WORK TO COMPLETE: Retype each entry exactly. Skip any pictures.

Data entries:

_ _ _

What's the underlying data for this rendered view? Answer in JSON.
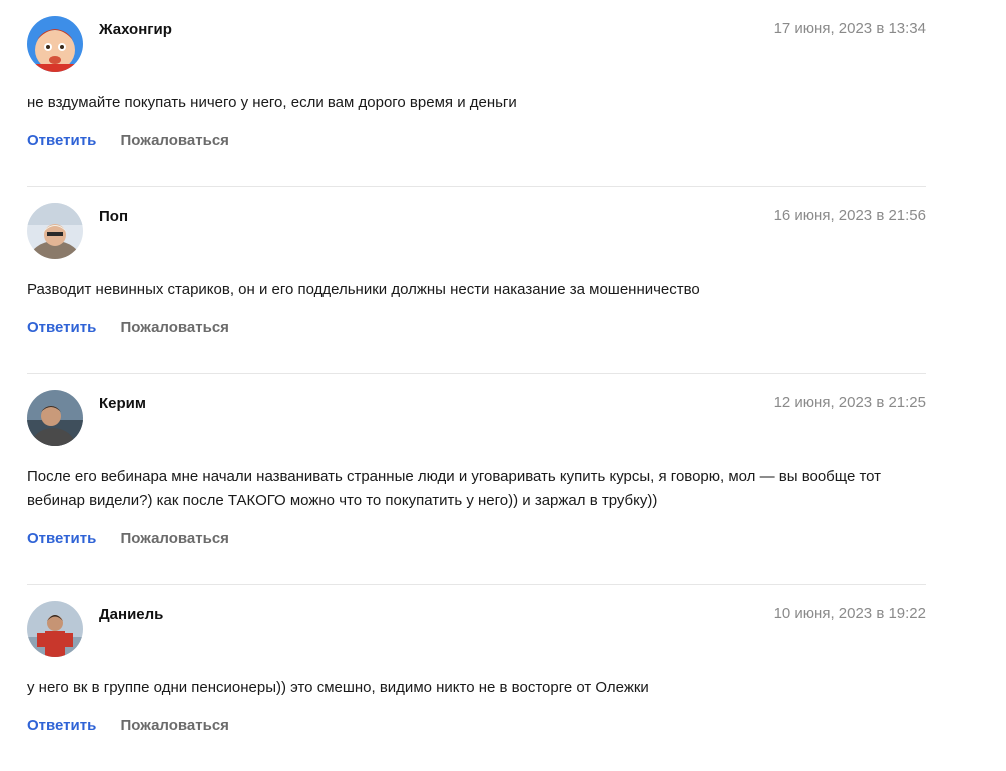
{
  "colors": {
    "reply_link": "#2f63d6",
    "report_link": "#6b6b6b",
    "date_text": "#8a8a8a",
    "divider": "#e6e6e6"
  },
  "comments": [
    {
      "author": "Жахонгир",
      "date": "17 июня, 2023 в 13:34",
      "text": "не вздумайте покупать ничего у него, если вам дорого время и деньги",
      "reply_label": "Ответить",
      "report_label": "Пожаловаться",
      "avatar_icon": "cartoon-baby-avatar-icon"
    },
    {
      "author": "Поп",
      "date": "16 июня, 2023 в 21:56",
      "text": "Разводит невинных стариков, он и его поддельники должны нести наказание за мошенничество",
      "reply_label": "Ответить",
      "report_label": "Пожаловаться",
      "avatar_icon": "user-photo-avatar-icon"
    },
    {
      "author": "Керим",
      "date": "12 июня, 2023 в 21:25",
      "text": "После его вебинара мне начали названивать странные люди и уговаривать купить курсы, я говорю, мол — вы вообще тот вебинар видели?) как после ТАКОГО можно что то покупатить у него)) и заржал в трубку))",
      "reply_label": "Ответить",
      "report_label": "Пожаловаться",
      "avatar_icon": "user-photo-avatar-icon"
    },
    {
      "author": "Даниель",
      "date": "10 июня, 2023 в 19:22",
      "text": "у него вк в группе одни пенсионеры)) это смешно, видимо никто не в восторге от Олежки",
      "reply_label": "Ответить",
      "report_label": "Пожаловаться",
      "avatar_icon": "user-photo-avatar-icon"
    }
  ]
}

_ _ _

RESPONSE TO THE TASK:
What's the underlying data for this rendered view? Answer in JSON.
{
  "colors": {
    "reply_link": "#2f63d6",
    "report_link": "#6b6b6b",
    "date_text": "#8a8a8a",
    "divider": "#e6e6e6"
  },
  "comments": [
    {
      "author": "Жахонгир",
      "date": "17 июня, 2023 в 13:34",
      "text": "не вздумайте покупать ничего у него, если вам дорого время и деньги",
      "reply_label": "Ответить",
      "report_label": "Пожаловаться",
      "avatar_icon": "cartoon-baby-avatar-icon"
    },
    {
      "author": "Поп",
      "date": "16 июня, 2023 в 21:56",
      "text": "Разводит невинных стариков, он и его поддельники должны нести наказание за мошенничество",
      "reply_label": "Ответить",
      "report_label": "Пожаловаться",
      "avatar_icon": "user-photo-avatar-icon"
    },
    {
      "author": "Керим",
      "date": "12 июня, 2023 в 21:25",
      "text": "После его вебинара мне начали названивать странные люди и уговаривать купить курсы, я говорю, мол — вы вообще тот вебинар видели?) как после ТАКОГО можно что то покупатить у него)) и заржал в трубку))",
      "reply_label": "Ответить",
      "report_label": "Пожаловаться",
      "avatar_icon": "user-photo-avatar-icon"
    },
    {
      "author": "Даниель",
      "date": "10 июня, 2023 в 19:22",
      "text": "у него вк в группе одни пенсионеры)) это смешно, видимо никто не в восторге от Олежки",
      "reply_label": "Ответить",
      "report_label": "Пожаловаться",
      "avatar_icon": "user-photo-avatar-icon"
    }
  ]
}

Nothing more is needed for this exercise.